With that in mine, here are the sensible parts of Tom Friedman’s latest, which call for the Economic Stimulus to include environmentally friendly spending:
Op-Ed Columnist – Bailout (and Buildup) – NYTimes.com
The 2 is back. Last week, U.S. retail gasoline prices fell below $3 a gallon â€” to an average of $2.91 â€” the lowest level in almost a year. Why does this news leave me with mixed feelings?
Because in the middle of this wrenching economic crisis, with unemployment rising and 401(k)â€™s shrinking, it would be a real source of relief for many Americans to get a break at the pump. Todayâ€™s declining gasoline prices act like a tax cut for consumers and can save $15 to $20 a tank-full for an S.U.V.-driving family, compared with when gasoline was $4.11 a gallon in July.
Yet, it is impossible for me to ignore the fact that when gasoline hit $4.11 a gallon we changed â€” a lot. Americans drove less, polluted less, exercised more, rode more public transportation and, most importantly, overwhelmed Detroit with demands for smaller, more fuel-efficient, hybrid and electric cars. The clean energy and efficiency industries saw record growth â€” one of our few remaining engines of real quality job creation.
But with little credit available today for new energy start-ups, and lower oil prices making it harder for existing renewables like wind and solar to scale, and a weak economy making it nearly impossible for Congress to pass a carbon tax or gasoline tax that would make clean energy more competitive, what will become of our budding clean-tech revolution?
This moment feels to me like a bad B-movie rerun of the 1980s. And I know how this movie ends â€” with our re-addiction to oil and OPEC, as well as corrosive uncertainty for our economy, trade balance, security and environment.
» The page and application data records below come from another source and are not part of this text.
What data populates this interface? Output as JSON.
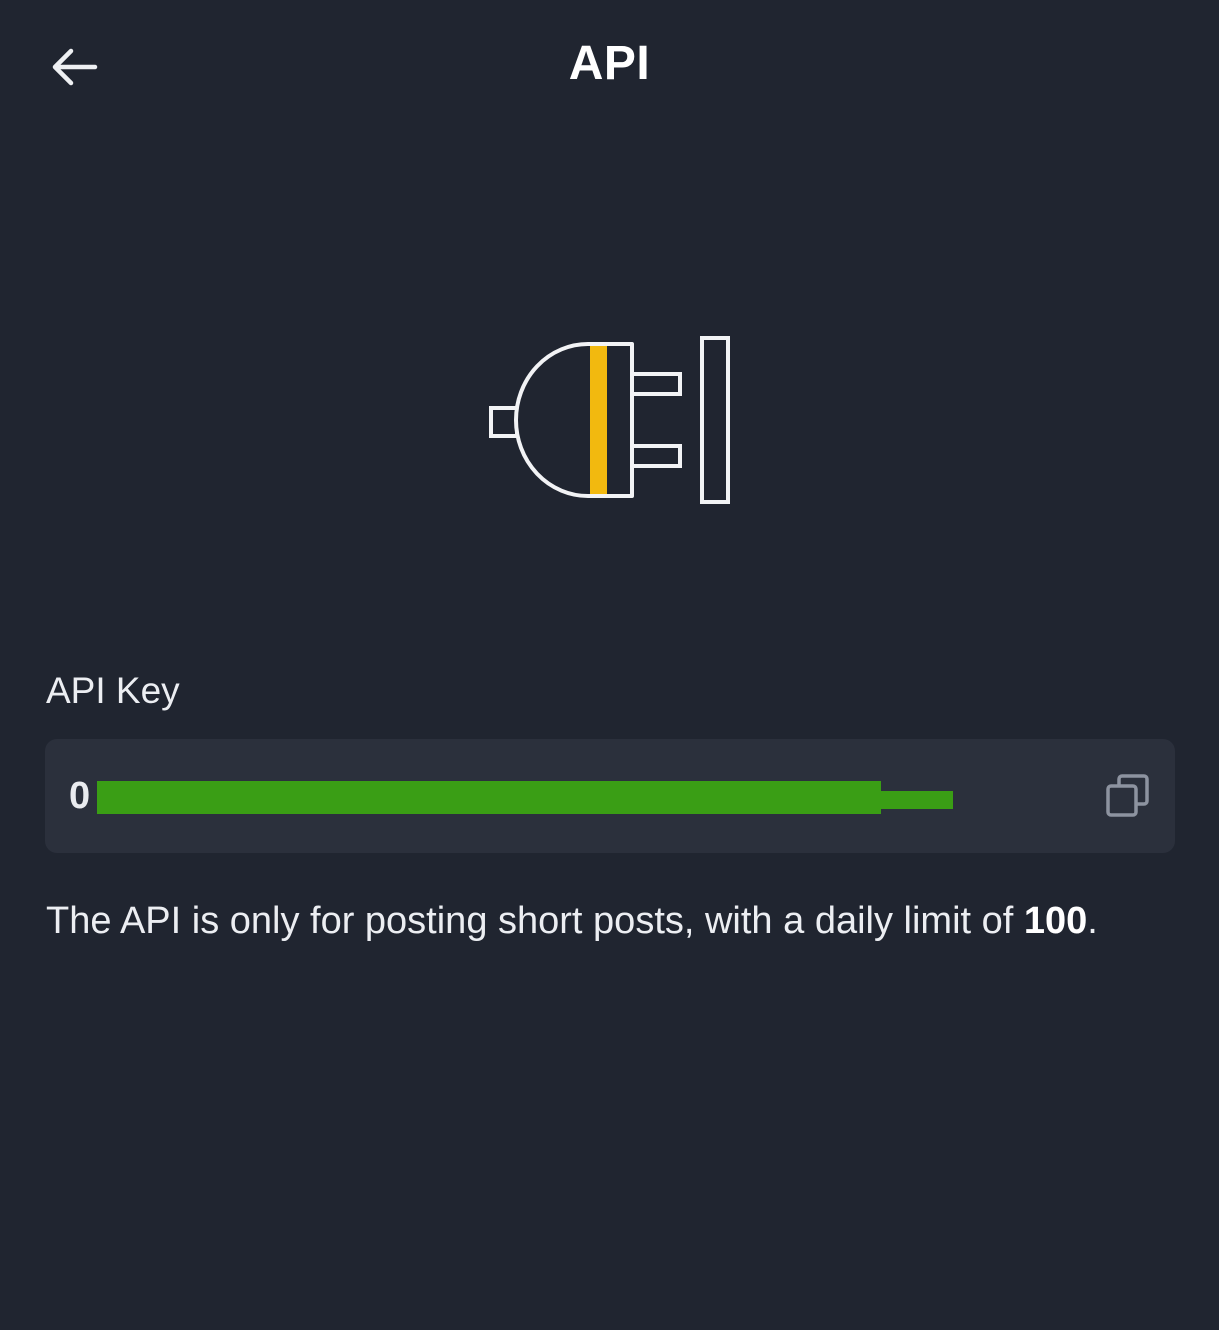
{
  "header": {
    "title": "API",
    "back_icon": "arrow-left-icon"
  },
  "illustration": {
    "icon": "plug-icon",
    "accent_color": "#f2b90f"
  },
  "api_key": {
    "label": "API Key",
    "value_visible_prefix": "0",
    "redacted": true,
    "copy_icon": "copy-icon"
  },
  "description": {
    "text_before": "The API is only for posting short posts, with a daily limit of",
    "limit_value": "100",
    "text_after": "."
  },
  "colors": {
    "background": "#202530",
    "field_background": "#2b303c",
    "redaction": "#3a9e15"
  }
}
â€œIs the economic crisis going to be the end of green?â€ asks David Rothkopf, energy consultant and author of â€œSuperclass.â€ â€œOr, could green be the way to end the economic crisis?â€
It has to be the latter. We canâ€™t afford a financial bailout that also isnâ€™t a green buildup â€” a buildup of a new clean energy industry that strengthens America and helps the planet.
But how do we do that without any policy to affect the price signal for gasoline and carbon?
Third, an idea offered by Andy Karsner, former assistant secretary of energy, would be to modify the tax code so that any company that invests in new domestic manufacturing capacity for clean energy technology â€” or procures any clean energy system or energy savings device that is made by an American manufacturer â€” can write down the entire cost of the investment via a tax credit and/or accelerated depreciation in the first year.
Finally, if Congress passes another stimulus package, it canâ€™t just be another round of $600 checks to go buy flat-screen TVs made in China. It has to also include bridges to somewhere â€” targeted investments in scientific research, mass transit, domestic clean-tech manufacturing and energy efficiency that will make us a more productive and innovative society, one with more skills, more competitiveness, more productivity and better infrastructure to lead the next great industrial revolution: E.T. â€” energy technology
The lower hydrocarbon prices go, the less influence that gap countries like Russia, Iran, and Venezuela have. And that’s a good thing.